Ten years ago, prominent activists and a variety of organizations came together early in the year to organize the October2011 Movement, styled on the occupations of space that were occurring during the Arab Spring and in capitals across the United States. That movement merged with the Occupy Movement when it was announced later that year. Clearing the FOG speaks with Bill Moyer of the Backbone Campaign, one of the organizers of October2011, about what was happening at the time, the occupation of Freedom Plaza in Washington, DC and the impact the Occupy Movement had on activism in the United States. Moyer discusses the lessons learned and the movements and victories that came after Occupy. Plus a segment by Paul Tulloch on the 2008-09 financial crash and the current precarious global economy.
Bill Moyer co-founded the Backbone Campaign in 2003 with friends from an artist affinity group. He has dual and intersecting paths as both an activist and artist. His involvement with social change work stretches back to the 80’s, when as a student he was deeply involved in the anti-nuclear movement and the anti-interventionist movement. After a few years of studying political science and American philosophy at Seattle University, Bill went to Big Mountain to assist Dineh elders refusing to relocate off their traditional land, attended the Institute for Social Ecology, and briefly lived on an organic vegetable farm in Vermont.
On returning to the Pacific NW to live on Vashon Island, activism was replaced with performance and study of music as a percussionist and sound designer. The G.W. Bush administration inspired him to apply lessons of the arts to social change.
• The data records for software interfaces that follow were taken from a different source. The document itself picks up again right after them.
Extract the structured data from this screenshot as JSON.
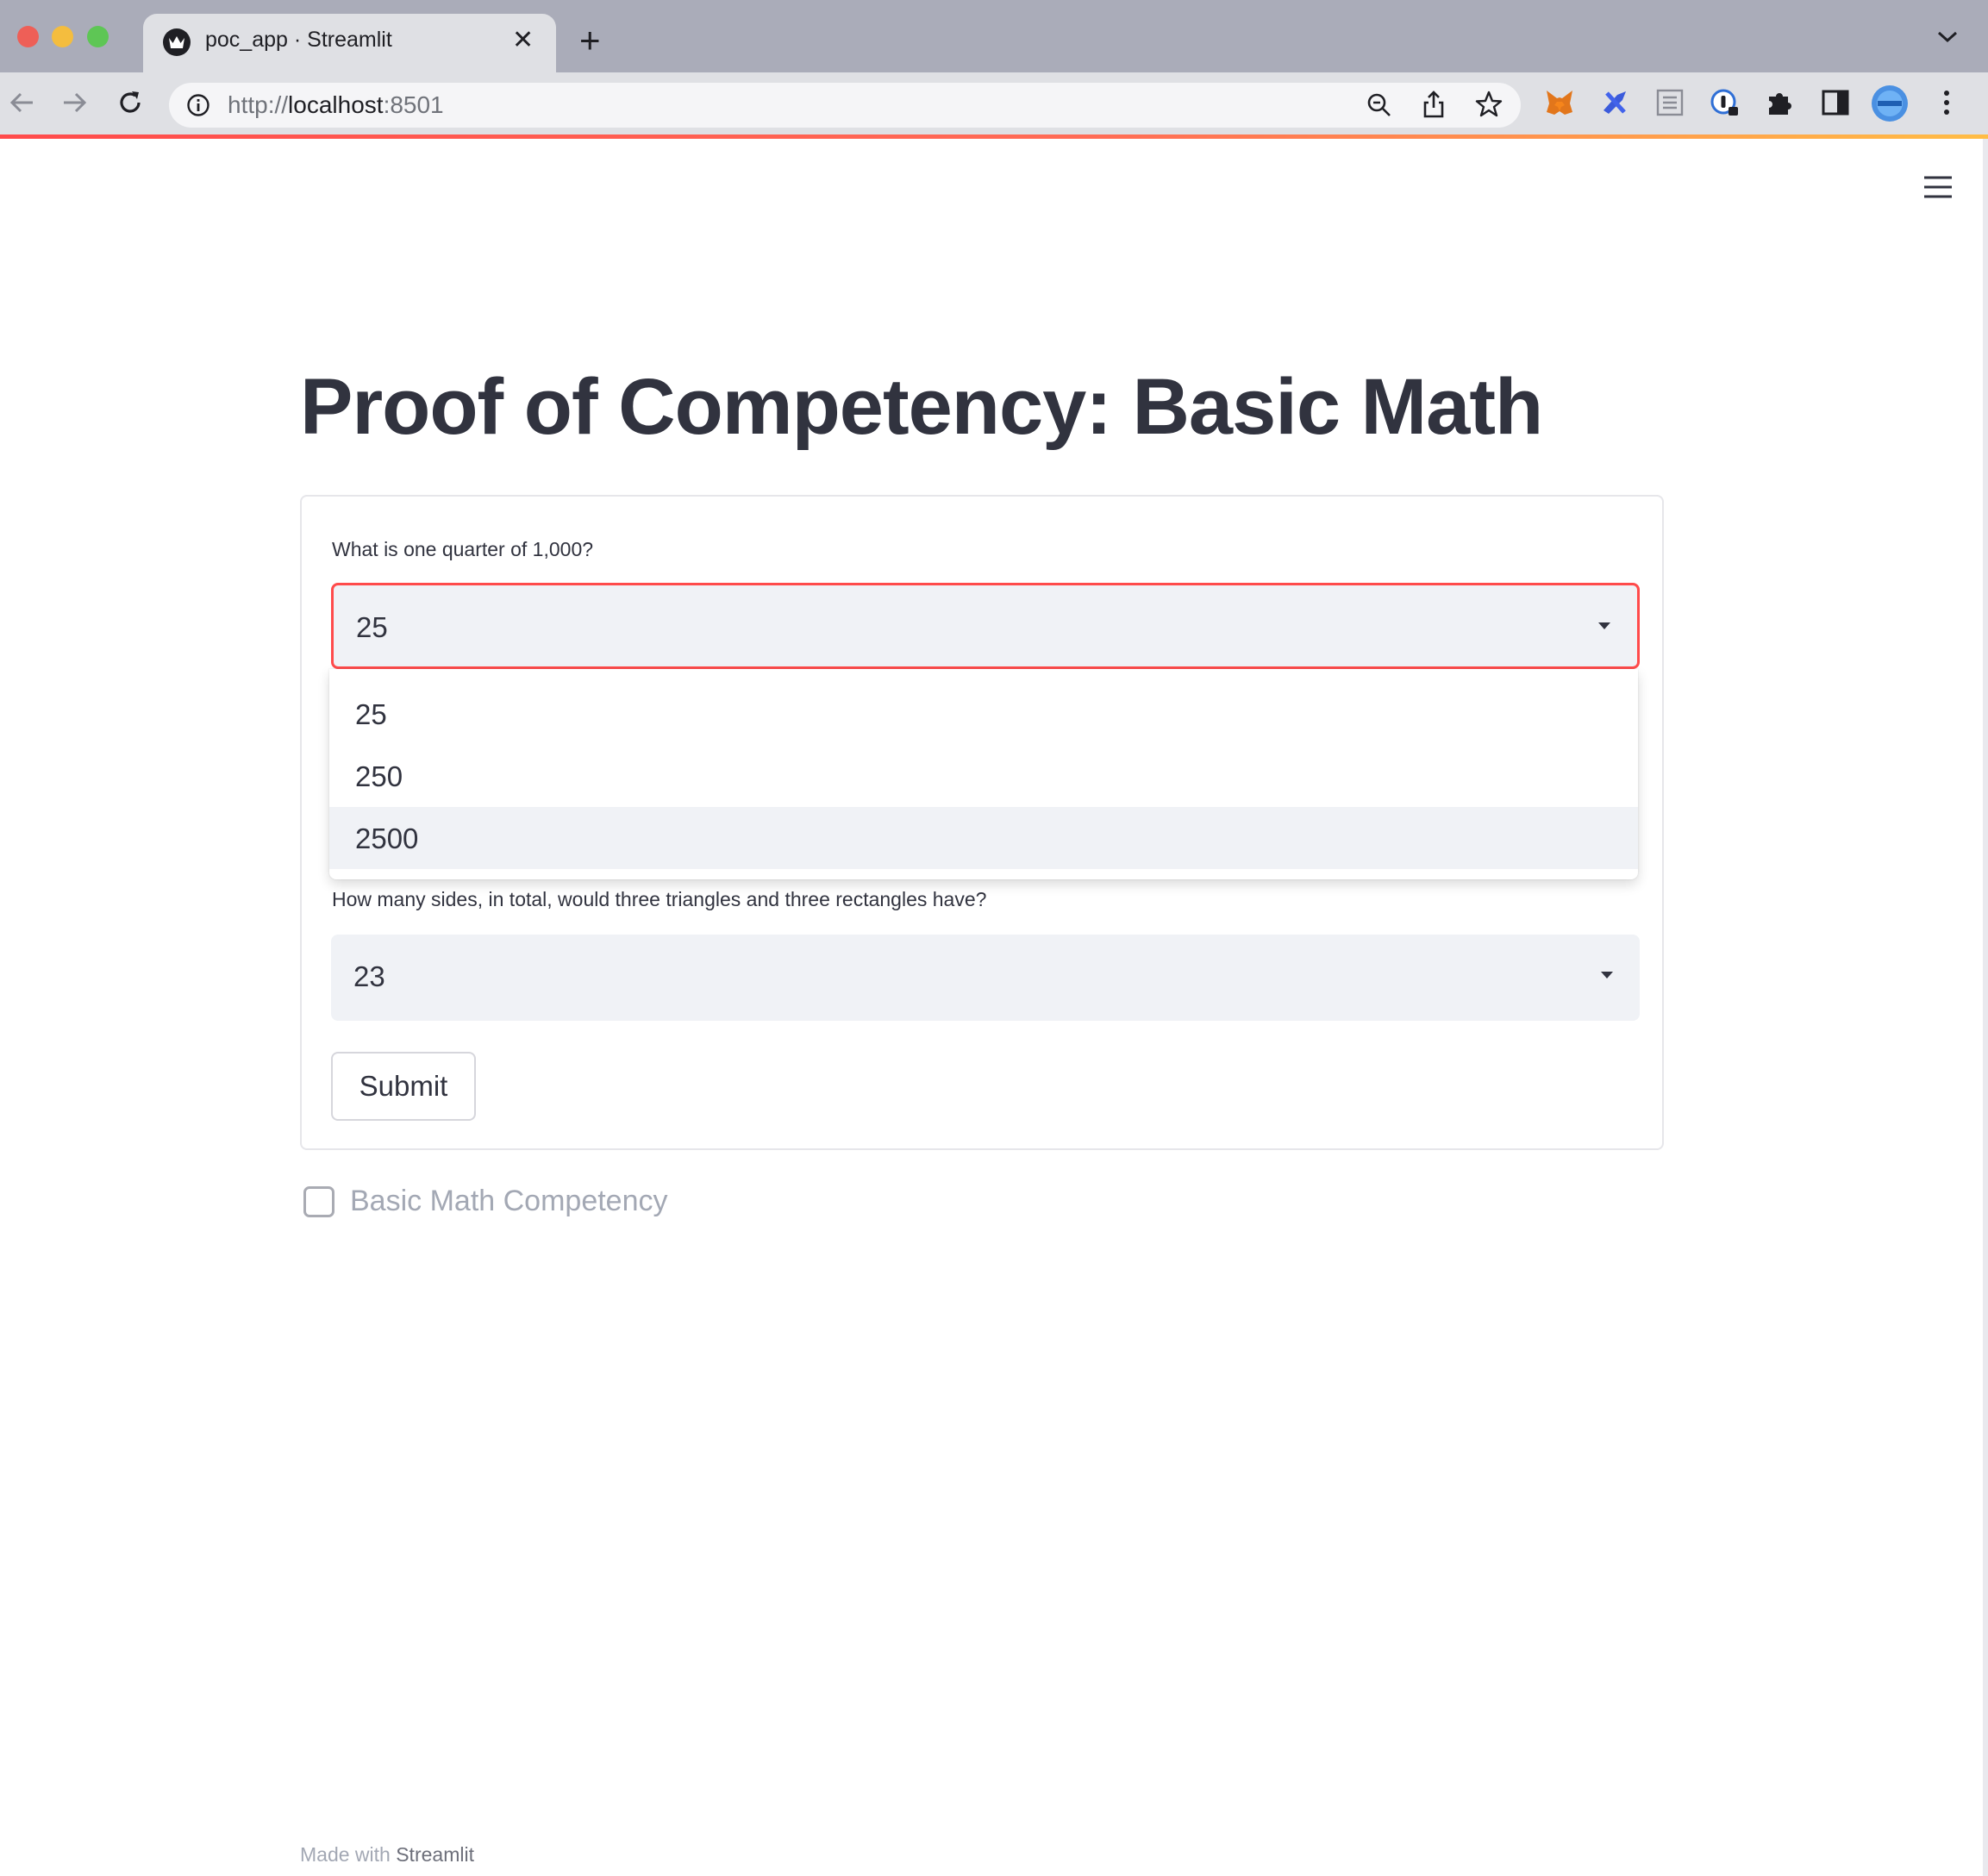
{
  "browser": {
    "tab_title": "poc_app · Streamlit",
    "close_glyph": "✕",
    "new_tab_glyph": "+",
    "url_scheme": "http://",
    "url_host": "localhost",
    "url_port": ":8501"
  },
  "app": {
    "title": "Proof of Competency: Basic Math",
    "accent_color": "#ff4b4b",
    "question1": {
      "label": "What is one quarter of 1,000?",
      "selected": "25",
      "options": [
        "25",
        "250",
        "2500"
      ],
      "highlighted_option": "2500"
    },
    "question2": {
      "label": "How many sides, in total, would three triangles and three rectangles have?",
      "selected": "23"
    },
    "submit_label": "Submit",
    "checkbox": {
      "label": "Basic Math Competency",
      "checked": false
    },
    "footer": {
      "prefix": "Made with",
      "brand": "Streamlit"
    }
  },
  "icons": [
    "back-arrow-icon",
    "forward-arrow-icon",
    "reload-icon",
    "site-info-icon",
    "zoom-out-icon",
    "share-icon",
    "bookmark-star-icon",
    "metamask-icon",
    "extension-icon",
    "reader-icon",
    "password-icon",
    "puzzle-icon",
    "sidebar-icon",
    "profile-avatar",
    "kebab-menu-icon",
    "hamburger-menu-icon"
  ]
}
Backbone Campaign has been a vehicle for much growth and Bill has emerged as a leader in the theory and practice of “artful activism.” He designs and produces creative political actions and provides trainings in grand strategy and creative tactics around the country.